Another Perspective: Local and Global Today
Another way to look at this is through the lens of how resources and ideas are currently sourced. The graph of these might look more like this:
Today the use of local resources is at an all-time low, and it only looks like it will get worse. People are fighting more and more about who get access to what globally. In contrast to materials, ideas are being distributed globally and this trend looks like it will continue.
Local and Global Tomorrow
As resources become more scarce globally, and it gets more expensive to transport the resources, a possible result is turning to local resources. I realize that peak oil theorists will probably say this is ridiculous because they believe that scarce resources will lead to battles over those resources. What I am referring to is smarter use of existing resources made possible through the sharing of ideas. I don't see this as being motivated by community spirit or a new-found consciousness. I see it being motivated by the economic desires of corporations.
Global corporations today work on the theory that both ideas and resources are inexpensive. When the costs of materials rise along with the cost of transporting them, they will need to find new ways to generate money. Smart corporations will find ways to use local resources in novel ways by using the expanding access to ideas. The result is a chart that progresses like this:
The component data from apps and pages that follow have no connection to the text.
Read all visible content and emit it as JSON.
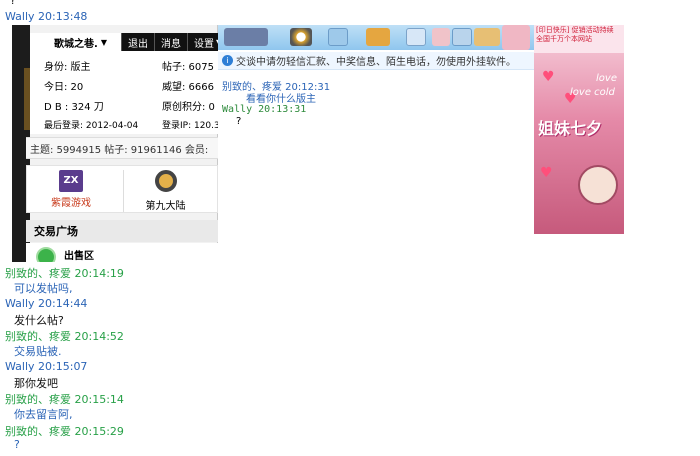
{
  "transcript_top": {
    "fragment": "?",
    "header": "Wally 20:13:48"
  },
  "forum": {
    "menu": [
      "歌城之巷.",
      "退出",
      "消息",
      "设置"
    ],
    "info": {
      "left": [
        "身份: 版主",
        "今日: 20",
        "D B : 324 刀",
        "最后登录: 2012-04-04"
      ],
      "right": [
        "帖子: 6075",
        "威望: 6666",
        "原创积分: 0",
        "登录IP: 120.3"
      ]
    },
    "stats": "主题: 5994915  帖子: 91961146  会员:",
    "apps": [
      "紫霞游戏",
      "第九大陆"
    ],
    "zx_label": "ZX",
    "section_title": "交易广场",
    "sell_label": "出售区"
  },
  "chat_panel": {
    "notice": "交谈中请勿轻信汇款、中奖信息、陌生电话，勿使用外挂软件。",
    "messages": [
      {
        "sender": "别致的、疼爱  20:12:31",
        "text": "看看你什么版主"
      },
      {
        "sender": "Wally  20:13:31",
        "text": "?"
      }
    ]
  },
  "ad": {
    "top_text": "[印日快乐] 促销活动持续\n全国千万个本网站",
    "lines": [
      "love",
      "love cold"
    ],
    "big_text": "姐妹七夕"
  },
  "transcript": [
    {
      "sender": "别致的、疼爱 20:14:19",
      "sender_color": "green",
      "text": "可以发帖吗,",
      "text_color": "blue"
    },
    {
      "sender": "Wally 20:14:44",
      "sender_color": "blue",
      "text": "发什么帖?",
      "text_color": "black"
    },
    {
      "sender": "别致的、疼爱 20:14:52",
      "sender_color": "green",
      "text": "交易贴被.",
      "text_color": "blue"
    },
    {
      "sender": "Wally 20:15:07",
      "sender_color": "blue",
      "text": "那你发吧",
      "text_color": "black"
    },
    {
      "sender": "别致的、疼爱 20:15:14",
      "sender_color": "green",
      "text": "你去留言阿,",
      "text_color": "blue"
    },
    {
      "sender": "别致的、疼爱 20:15:29",
      "sender_color": "green",
      "text": "?",
      "text_color": "blue"
    }
  ]
}
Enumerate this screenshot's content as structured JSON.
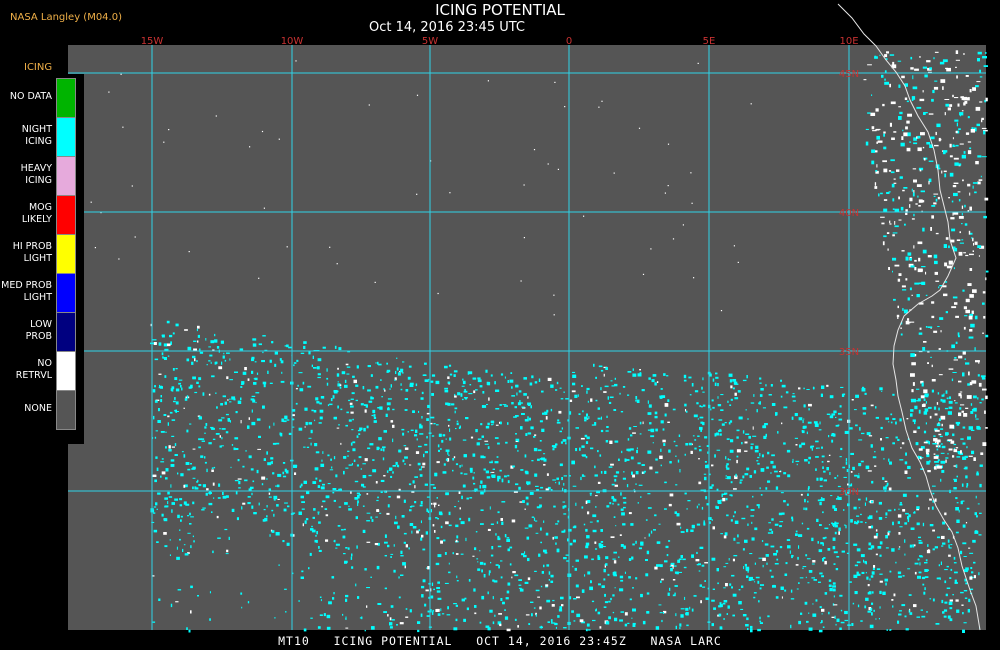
{
  "header": {
    "source": "NASA Langley (M04.0)",
    "title": "ICING POTENTIAL",
    "subtitle": "Oct 14, 2016 23:45 UTC"
  },
  "legend": {
    "title": "ICING",
    "items": [
      {
        "label": "NO DATA",
        "color": "#00b400"
      },
      {
        "label": "NIGHT\nICING",
        "color": "#00ffff"
      },
      {
        "label": "HEAVY\nICING",
        "color": "#e6aadc"
      },
      {
        "label": "MOG\nLIKELY",
        "color": "#ff0000"
      },
      {
        "label": "HI PROB\nLIGHT",
        "color": "#ffff00"
      },
      {
        "label": "MED PROB\nLIGHT",
        "color": "#0000ff"
      },
      {
        "label": "LOW\nPROB",
        "color": "#000080"
      },
      {
        "label": "NO\nRETRVL",
        "color": "#ffffff"
      },
      {
        "label": "NONE",
        "color": "#555555"
      }
    ]
  },
  "map": {
    "background": "#555555",
    "grid_color": "#30d2e6",
    "icing_color": "#00ffff",
    "lon_labels": [
      "15W",
      "10W",
      "5W",
      "0",
      "5E",
      "10E"
    ],
    "lat_labels": [
      "45N",
      "40N",
      "35N",
      "30N"
    ]
  },
  "footer": "MT10   ICING POTENTIAL   OCT 14, 2016 23:45Z   NASA LARC"
}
I don't think that technology alone can save us. But the global sharing of ideas can. Yes, our lives will have to change as we start to rely on local resources. But we don't have to go back to a simple agrarian lifestyle to survive. And corporations can continue to profit on a global scale, but they need to get a lot smarter about how to use local resources to meet individuals needs.
The Portland Rose Festival is back on and that means it's another chance to get into turtles. Or Zombies. Or both.
This video was from a newscast at last year's Rose Festival. Then it went viral. Sure makes Portland look good, eh?